## Instructions for the task
The required result is each line of the entries below containing the string "emoji".

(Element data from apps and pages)
- - -
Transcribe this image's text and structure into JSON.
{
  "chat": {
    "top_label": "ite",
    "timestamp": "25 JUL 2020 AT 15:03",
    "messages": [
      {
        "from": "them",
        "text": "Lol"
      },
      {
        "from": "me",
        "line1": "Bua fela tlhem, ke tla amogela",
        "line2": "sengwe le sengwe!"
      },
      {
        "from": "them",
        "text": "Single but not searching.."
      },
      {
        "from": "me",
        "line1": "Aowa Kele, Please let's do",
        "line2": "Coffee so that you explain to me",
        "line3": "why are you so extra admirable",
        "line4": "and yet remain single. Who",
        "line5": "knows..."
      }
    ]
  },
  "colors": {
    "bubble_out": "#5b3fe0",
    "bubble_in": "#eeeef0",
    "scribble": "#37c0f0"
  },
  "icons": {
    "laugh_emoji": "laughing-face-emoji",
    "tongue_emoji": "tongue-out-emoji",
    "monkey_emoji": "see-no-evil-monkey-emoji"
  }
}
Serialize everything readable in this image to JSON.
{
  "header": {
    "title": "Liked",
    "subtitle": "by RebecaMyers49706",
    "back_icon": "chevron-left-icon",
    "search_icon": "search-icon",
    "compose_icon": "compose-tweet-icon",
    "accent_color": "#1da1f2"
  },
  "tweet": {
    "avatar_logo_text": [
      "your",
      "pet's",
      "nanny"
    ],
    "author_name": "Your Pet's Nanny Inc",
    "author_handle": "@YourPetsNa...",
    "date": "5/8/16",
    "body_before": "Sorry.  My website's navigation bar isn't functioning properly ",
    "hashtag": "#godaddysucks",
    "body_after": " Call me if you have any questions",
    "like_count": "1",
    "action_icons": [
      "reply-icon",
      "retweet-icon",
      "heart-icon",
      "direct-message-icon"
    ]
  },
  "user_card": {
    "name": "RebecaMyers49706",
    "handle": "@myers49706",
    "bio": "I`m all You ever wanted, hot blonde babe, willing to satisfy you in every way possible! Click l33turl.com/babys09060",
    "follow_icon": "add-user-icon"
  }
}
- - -
## Answer section
    "laugh_emoji": "laughing-face-emoji",
    "tongue_emoji": "tongue-out-emoji",
    "monkey_emoji": "see-no-evil-monkey-emoji"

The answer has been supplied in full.